Data about app and page elements:
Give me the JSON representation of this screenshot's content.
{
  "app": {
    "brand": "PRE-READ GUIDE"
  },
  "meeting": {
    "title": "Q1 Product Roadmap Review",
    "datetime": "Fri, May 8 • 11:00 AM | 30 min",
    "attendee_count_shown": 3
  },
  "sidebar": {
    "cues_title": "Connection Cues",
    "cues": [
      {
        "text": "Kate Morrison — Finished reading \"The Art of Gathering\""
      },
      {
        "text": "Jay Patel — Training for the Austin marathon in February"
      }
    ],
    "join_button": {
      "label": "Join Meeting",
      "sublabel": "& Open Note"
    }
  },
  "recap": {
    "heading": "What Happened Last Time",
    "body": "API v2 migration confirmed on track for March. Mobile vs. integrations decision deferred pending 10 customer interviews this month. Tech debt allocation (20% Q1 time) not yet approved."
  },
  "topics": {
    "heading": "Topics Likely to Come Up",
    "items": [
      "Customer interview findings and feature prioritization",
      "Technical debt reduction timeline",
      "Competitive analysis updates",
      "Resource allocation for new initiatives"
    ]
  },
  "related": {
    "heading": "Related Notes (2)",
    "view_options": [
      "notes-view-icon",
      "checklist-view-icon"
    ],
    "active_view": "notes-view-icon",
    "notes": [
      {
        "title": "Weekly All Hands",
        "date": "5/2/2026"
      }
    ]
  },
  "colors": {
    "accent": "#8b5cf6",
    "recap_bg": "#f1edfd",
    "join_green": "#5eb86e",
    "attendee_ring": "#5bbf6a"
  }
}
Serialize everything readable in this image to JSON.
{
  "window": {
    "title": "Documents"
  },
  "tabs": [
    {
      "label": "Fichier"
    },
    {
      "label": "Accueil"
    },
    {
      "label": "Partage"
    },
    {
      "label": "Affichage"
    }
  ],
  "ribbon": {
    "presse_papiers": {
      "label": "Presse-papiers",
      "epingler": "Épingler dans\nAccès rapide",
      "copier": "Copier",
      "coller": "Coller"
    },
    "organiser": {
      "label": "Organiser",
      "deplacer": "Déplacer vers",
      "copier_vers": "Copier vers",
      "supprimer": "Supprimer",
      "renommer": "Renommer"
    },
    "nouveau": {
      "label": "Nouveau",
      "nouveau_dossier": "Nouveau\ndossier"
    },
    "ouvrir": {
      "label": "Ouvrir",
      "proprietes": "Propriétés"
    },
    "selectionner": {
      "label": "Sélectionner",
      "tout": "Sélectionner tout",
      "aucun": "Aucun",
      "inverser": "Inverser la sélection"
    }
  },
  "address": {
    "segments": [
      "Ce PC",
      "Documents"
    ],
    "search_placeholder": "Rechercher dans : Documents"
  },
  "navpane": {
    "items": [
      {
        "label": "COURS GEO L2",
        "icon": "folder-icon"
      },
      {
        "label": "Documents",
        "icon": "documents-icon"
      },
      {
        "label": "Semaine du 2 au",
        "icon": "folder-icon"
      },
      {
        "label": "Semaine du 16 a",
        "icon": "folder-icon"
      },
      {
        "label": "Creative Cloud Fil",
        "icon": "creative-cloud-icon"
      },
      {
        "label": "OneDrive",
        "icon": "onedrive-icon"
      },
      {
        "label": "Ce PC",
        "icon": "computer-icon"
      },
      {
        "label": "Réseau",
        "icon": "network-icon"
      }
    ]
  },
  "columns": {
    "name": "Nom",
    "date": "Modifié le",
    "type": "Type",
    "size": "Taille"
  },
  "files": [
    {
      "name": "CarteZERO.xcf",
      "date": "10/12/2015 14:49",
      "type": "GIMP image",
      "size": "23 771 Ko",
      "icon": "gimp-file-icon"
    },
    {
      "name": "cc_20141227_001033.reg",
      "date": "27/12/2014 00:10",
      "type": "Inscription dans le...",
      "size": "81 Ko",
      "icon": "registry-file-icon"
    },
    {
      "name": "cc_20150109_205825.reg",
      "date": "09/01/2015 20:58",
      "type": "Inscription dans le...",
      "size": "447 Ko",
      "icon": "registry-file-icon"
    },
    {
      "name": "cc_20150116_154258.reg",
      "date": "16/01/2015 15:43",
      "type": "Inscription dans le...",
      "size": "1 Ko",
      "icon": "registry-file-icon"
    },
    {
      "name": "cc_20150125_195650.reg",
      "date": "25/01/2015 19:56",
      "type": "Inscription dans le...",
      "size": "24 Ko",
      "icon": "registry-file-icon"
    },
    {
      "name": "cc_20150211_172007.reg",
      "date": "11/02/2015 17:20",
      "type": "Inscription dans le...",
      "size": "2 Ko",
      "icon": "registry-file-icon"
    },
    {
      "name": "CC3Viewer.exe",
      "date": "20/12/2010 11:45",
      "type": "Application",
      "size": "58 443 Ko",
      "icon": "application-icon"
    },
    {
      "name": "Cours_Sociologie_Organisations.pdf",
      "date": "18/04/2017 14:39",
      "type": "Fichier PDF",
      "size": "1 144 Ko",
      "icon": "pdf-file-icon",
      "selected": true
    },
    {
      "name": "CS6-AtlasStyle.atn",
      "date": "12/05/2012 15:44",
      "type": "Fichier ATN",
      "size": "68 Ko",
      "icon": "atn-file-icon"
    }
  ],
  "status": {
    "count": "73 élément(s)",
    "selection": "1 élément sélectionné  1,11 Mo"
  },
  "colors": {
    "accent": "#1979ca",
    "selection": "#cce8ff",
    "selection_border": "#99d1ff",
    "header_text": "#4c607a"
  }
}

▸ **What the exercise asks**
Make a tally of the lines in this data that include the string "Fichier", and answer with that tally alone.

▸ **Response to the exercise**
3